I can often be seen wearing makeup from the simplest nude base to the flashiest lipstick. I wear chains with sparkling stones on my hair, charm necklaces, pearl rings, beads.
When I came out as trans I ditched makeup for good. I never thought I’d go back, after feeling like putting my face on every morning is more or less a responsibility and part of a role I play. That was destructive. It didn’t come from myself – it came from a place where all female friends spent an hour in front of the mirror before leaving the house and I tried to be that as hard as I could be, because it was a way to be a girl.
A couple of years later I had changed my name. I’d got my first testosterone shots. I realised that I’m getting spots and will have to start shaving my face. And I also realised that actually, cosmetics don’t have gender, nor is the use of them something that can be forced on someone – or at least it shouldn’t be. I started experimenting.
It was Halloween. We were invited to a party or two. I had just bought a brow pencil. A costume wasn’t necessary but I penned in my eyebrows, put some lipstick on, whitened my face with some theatre makeup, messed my hair, wore a neck scarf around my middle.
I felt good, and when I got told off at the loo, I was already happily pissing in the stall. You learn that kind of a thing: when there are staff looming about, it’s best to be quick and not look back. They won’t come inside. They might talk to your friends. I feel bad when they do, but the other option is to spend a good ten minutes arguing while desperately needing to go.
I checked my eyeliner and headed back, feeling more comfortable than I’d felt in a good while. And the next day, when I was dressed up as a bag of rubbish, I enjoyed my greens and browns with dark lipstick and a pair of ballet tights. Good stuff.
After those few days I brought my experiments to university. I brought them to work. I would get misgendered a lot. I would correct people a lot. I would be a bit proud of myself. I don’t see a problem with breaking the norm, or taking up your space, or challenging the common views on what it is to be a man, what it is to be trans, what it is to be well within the binary but not conforming to rigid gender roles in your fashion.
Now I enjoy cosmetics whenever I have time for them. They’re both a luxury and a normal everyday commodity. I’ve found the enjoyment in taking care of my skin, covering up what I see as flaws, and adding a little extra where I think it’d look neat and political. I like my lipstick dark or colourful, eyes subtle and framed with glasses. I like looking sharp, confusing, feminine, different, feather-like, radical, strong. Like I have my shit together.

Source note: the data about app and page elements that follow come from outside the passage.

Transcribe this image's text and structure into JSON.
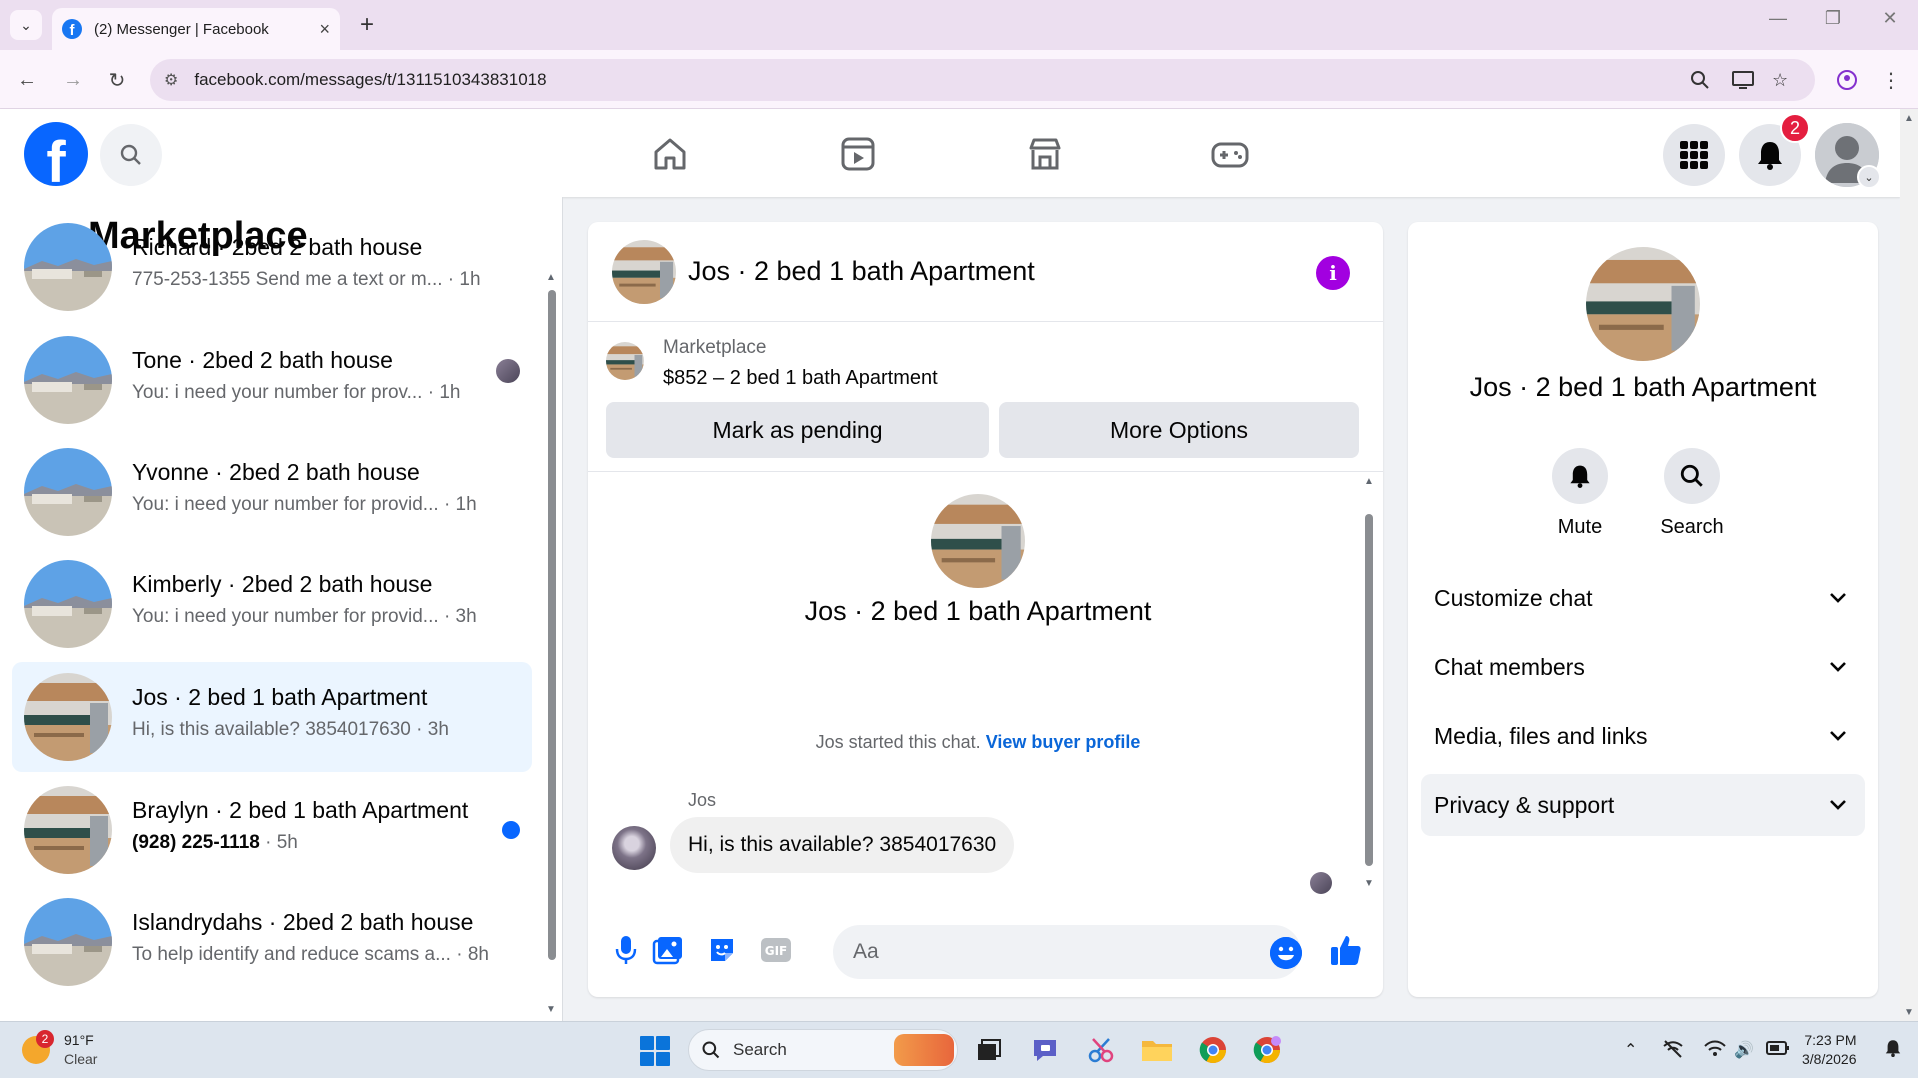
{
  "browser": {
    "tab_title": "(2) Messenger | Facebook",
    "url": "facebook.com/messages/t/1311510343831018"
  },
  "header": {
    "notification_count": "2"
  },
  "left": {
    "title": "Marketplace",
    "conversations": [
      {
        "name": "Richard · 2bed 2 bath house",
        "snippet": "775-253-1355 Send me a text or m...",
        "time": "· 1h",
        "state": "read"
      },
      {
        "name": "Tone · 2bed 2 bath house",
        "snippet": "You: i need your number for prov...",
        "time": "· 1h",
        "state": "seen"
      },
      {
        "name": "Yvonne · 2bed 2 bath house",
        "snippet": "You: i need your number for provid...",
        "time": "· 1h",
        "state": "read"
      },
      {
        "name": "Kimberly · 2bed 2 bath house",
        "snippet": "You: i need your number for provid...",
        "time": "· 3h",
        "state": "read"
      },
      {
        "name": "Jos · 2 bed 1 bath Apartment",
        "snippet": "Hi, is this available? 3854017630",
        "time": "· 3h",
        "state": "active"
      },
      {
        "name": "Braylyn · 2 bed 1 bath Apartment",
        "snippet": "(928) 225-1118",
        "time": "· 5h",
        "state": "unread"
      },
      {
        "name": "Islandrydahs · 2bed 2 bath house",
        "snippet": "To help identify and reduce scams a...",
        "time": "· 8h",
        "state": "read"
      }
    ]
  },
  "chat": {
    "title": "Jos · 2 bed 1 bath Apartment",
    "listing_source": "Marketplace",
    "listing_price_title": "$852 – 2 bed 1 bath Apartment",
    "mark_pending_label": "Mark as pending",
    "more_options_label": "More Options",
    "intro_title": "Jos · 2 bed 1 bath Apartment",
    "started_text": "Jos started this chat.",
    "view_profile_link": "View buyer profile",
    "sender_name": "Jos",
    "message": "Hi, is this available? 3854017630",
    "composer_placeholder": "Aa"
  },
  "details": {
    "title": "Jos · 2 bed 1 bath Apartment",
    "mute_label": "Mute",
    "search_label": "Search",
    "sections": [
      "Customize chat",
      "Chat members",
      "Media, files and links",
      "Privacy & support"
    ]
  },
  "taskbar": {
    "weather_badge": "2",
    "temperature": "91°F",
    "condition": "Clear",
    "search_label": "Search",
    "time": "7:23 PM",
    "date": "3/8/2026"
  },
  "colors": {
    "fb_blue": "#0866ff",
    "info_purple": "#a200e0",
    "active_row": "#ebf5ff"
  }
}
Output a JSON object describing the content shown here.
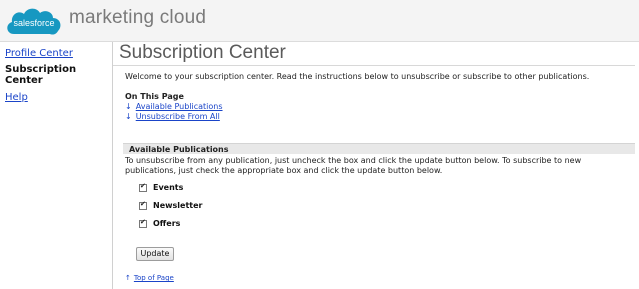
{
  "header": {
    "logo_text": "salesforce",
    "brand": "marketing cloud"
  },
  "sidebar": {
    "items": [
      {
        "label": "Profile Center",
        "link": true
      },
      {
        "label": "Subscription Center",
        "link": false
      },
      {
        "label": "Help",
        "link": true
      }
    ]
  },
  "main": {
    "title": "Subscription Center",
    "welcome": "Welcome to your subscription center. Read the instructions below to unsubscribe or subscribe to other publications.",
    "on_this_page": {
      "heading": "On This Page",
      "links": [
        "Available Publications",
        "Unsubscribe From All"
      ]
    },
    "available": {
      "heading": "Available Publications",
      "instructions": "To unsubscribe from any publication, just uncheck the box and click the update button below. To subscribe to new publications, just check the appropriate box and click the update button below.",
      "publications": [
        {
          "label": "Events",
          "checked": true
        },
        {
          "label": "Newsletter",
          "checked": true
        },
        {
          "label": "Offers",
          "checked": true
        }
      ]
    },
    "update_label": "Update",
    "top_link": "Top of Page"
  },
  "colors": {
    "link": "#1a44c8",
    "logo_blue": "#1798c1"
  }
}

So makeup, for me, is a statement. It’s my way of subtly yelling at people that not all trans guys cut their hair short and wear “boy clothes”. There are all kinds of men. There’s no right way to be one, trans or not.
Thanks, and have a good one. x